Two suitcases are laid out for two weeks of travel. Mouths gaping, they beg me to feed them clothes, toiletries, training materials, and of course, my beloved books. (I’m a bookaholic. There I’ve said it.)
Week one, the panhandle of Florida about an hour out of Ft. Walton Beach. I’m teaching at the Professional Paddlesports Association’s National Business School, and then I’ll do a full day of employee training with Adventures Unlimited in Milton, Florida. I’ve worked with both of these groups before, and know to expect intense, interesting, and invigorating days. I teach, but I also learn. There’s nothing like spending time with the people who work on the front lines of a company.
Week two — Power Circle on Captiva Island. The team dynamic of this group always makes our time together a great adventure. I’m the only woman facilitating a group of male business owners to innovate and improve their hospitality business. Sometimes the voices grow loud, and they debate as each wants his idea on center stage, but at the end of exhausting and exhilerating days, everyone walks away with plenty to take home. Our companies are stronger, leaner, and more qualified to run tough races during a risky economy. Every single person in the room contributes to the training regime.
Which brings me to my point. As a Productivity Specialist, a title among many others I carry as a Business Expert, efficiency ranks at the top of my priorities. I’m always looking for ways any company can work faster, increase accuracy, and save money. So wouldn’t it make sense to video conference or use a product like Go-To-Meeting?
In the past, I’ve tried these methods, but like eating a cardboard fiber bar when you want a Snickers, the time spent leaves an unsatisfied taste in all our mouths. Why is that you might ask?
I’ve identified five specific reasons why failing to meet face-to-face can destroy our productivity versus enhance it.
- Humans learn more from body language than they do from the actual words spoken. We subconciously pick up truth signals from other participants and register them in secret compartments of our brains where they store data and use the wisdom later.
- Small physical touches like handshakes, a slap on the back, or pat on the shoulder stimulate sensors in the brain necessary for learning. There are many credible articles that provide scientific evidence proving we are dumber the less we touch other people.
- Tone of voice adds passion to our ideas. I train in many diverse environments, yet brainstorming continues to provide the most answers everywhere I go. Humans feed off each other’s excitement, even when the first thing out of our mouths seems silly.
- You can facilitate a group, keeping them on track, much easier in person than from a distance. Instruction becomes moot when we justify, disregard, or get distracted. All things a meeting participant can exercise without an in-house person to hold them accountable.
- You can accomplish far more in a shorter amount of time when you hammer things out head-on. There’s an instinctual urgency that says our time is valuable, when we browse the room and see how many minutes or hours are represented by multiplying it times the number of people included.

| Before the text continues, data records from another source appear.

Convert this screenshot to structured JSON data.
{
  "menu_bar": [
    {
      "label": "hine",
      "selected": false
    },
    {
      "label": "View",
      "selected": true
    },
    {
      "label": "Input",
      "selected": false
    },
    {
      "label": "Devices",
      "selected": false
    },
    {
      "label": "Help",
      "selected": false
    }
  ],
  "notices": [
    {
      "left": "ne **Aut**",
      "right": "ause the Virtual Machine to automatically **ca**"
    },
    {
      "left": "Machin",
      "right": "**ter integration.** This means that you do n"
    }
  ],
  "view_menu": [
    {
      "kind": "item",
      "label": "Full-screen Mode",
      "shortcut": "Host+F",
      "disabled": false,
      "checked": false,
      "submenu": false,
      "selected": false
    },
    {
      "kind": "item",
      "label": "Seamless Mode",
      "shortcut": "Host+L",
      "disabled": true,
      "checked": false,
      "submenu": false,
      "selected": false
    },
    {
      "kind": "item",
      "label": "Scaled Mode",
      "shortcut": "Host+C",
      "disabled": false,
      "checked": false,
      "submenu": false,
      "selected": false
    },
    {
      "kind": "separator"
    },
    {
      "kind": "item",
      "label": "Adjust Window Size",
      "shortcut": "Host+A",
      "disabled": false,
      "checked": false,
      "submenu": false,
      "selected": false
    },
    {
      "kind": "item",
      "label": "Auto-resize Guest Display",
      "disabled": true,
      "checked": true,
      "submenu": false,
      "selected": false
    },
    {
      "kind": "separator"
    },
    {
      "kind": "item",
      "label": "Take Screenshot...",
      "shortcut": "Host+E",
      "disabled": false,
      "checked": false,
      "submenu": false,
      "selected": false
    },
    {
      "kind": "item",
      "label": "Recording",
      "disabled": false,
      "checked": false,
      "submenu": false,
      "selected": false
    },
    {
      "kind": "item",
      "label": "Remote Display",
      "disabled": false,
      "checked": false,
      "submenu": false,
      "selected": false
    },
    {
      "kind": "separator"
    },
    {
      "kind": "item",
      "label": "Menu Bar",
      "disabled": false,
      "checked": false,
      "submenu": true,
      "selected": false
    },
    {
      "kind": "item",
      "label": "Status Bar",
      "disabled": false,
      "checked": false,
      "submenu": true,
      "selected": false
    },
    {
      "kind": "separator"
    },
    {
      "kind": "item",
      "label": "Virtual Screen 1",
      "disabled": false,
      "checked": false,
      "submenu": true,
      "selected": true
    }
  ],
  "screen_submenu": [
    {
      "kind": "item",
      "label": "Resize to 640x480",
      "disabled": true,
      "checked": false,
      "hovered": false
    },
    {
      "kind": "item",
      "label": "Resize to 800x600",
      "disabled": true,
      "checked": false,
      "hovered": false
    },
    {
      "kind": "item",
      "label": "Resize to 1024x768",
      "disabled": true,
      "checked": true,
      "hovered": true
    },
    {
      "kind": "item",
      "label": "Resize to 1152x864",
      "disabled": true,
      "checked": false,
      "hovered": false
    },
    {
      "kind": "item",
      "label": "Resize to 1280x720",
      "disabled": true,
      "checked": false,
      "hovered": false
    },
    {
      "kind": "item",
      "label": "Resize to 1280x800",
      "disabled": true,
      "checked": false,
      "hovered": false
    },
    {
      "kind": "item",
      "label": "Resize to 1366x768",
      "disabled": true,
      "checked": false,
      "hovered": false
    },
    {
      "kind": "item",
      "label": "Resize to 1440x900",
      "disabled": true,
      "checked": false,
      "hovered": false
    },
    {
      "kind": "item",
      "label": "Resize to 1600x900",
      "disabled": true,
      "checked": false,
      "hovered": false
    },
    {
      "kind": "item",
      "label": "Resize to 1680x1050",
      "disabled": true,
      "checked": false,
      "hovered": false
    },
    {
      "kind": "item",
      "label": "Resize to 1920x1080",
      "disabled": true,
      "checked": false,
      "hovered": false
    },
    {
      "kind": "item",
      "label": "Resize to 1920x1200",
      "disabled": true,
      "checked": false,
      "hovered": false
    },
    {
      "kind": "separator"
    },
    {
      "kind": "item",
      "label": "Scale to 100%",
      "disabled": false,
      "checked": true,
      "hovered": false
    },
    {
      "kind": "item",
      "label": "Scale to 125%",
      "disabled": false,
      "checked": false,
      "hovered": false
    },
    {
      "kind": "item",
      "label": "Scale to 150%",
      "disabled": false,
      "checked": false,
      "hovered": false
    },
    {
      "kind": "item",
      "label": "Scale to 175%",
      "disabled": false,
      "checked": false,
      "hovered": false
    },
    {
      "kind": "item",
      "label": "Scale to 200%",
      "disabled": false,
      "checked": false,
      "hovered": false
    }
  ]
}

In my experience, we save more money, (even above travel expenses), and make more money, (in-person environments rock creativity), when we physically sit in the same room to learn, as long as effective facilitation is exercised. Bottom line? Managed well, face-to-face meetings are good for the bottom line.
It costs us more when we see each other less.
Anita FreshFaith @ Work
Hebrews 10:24-25 (NIV)
Anita Agers-Brooks is a Business Coach, Certified Personality Trainer, Communications Specialist, speaker, and writer. She lives in Missouri with her family.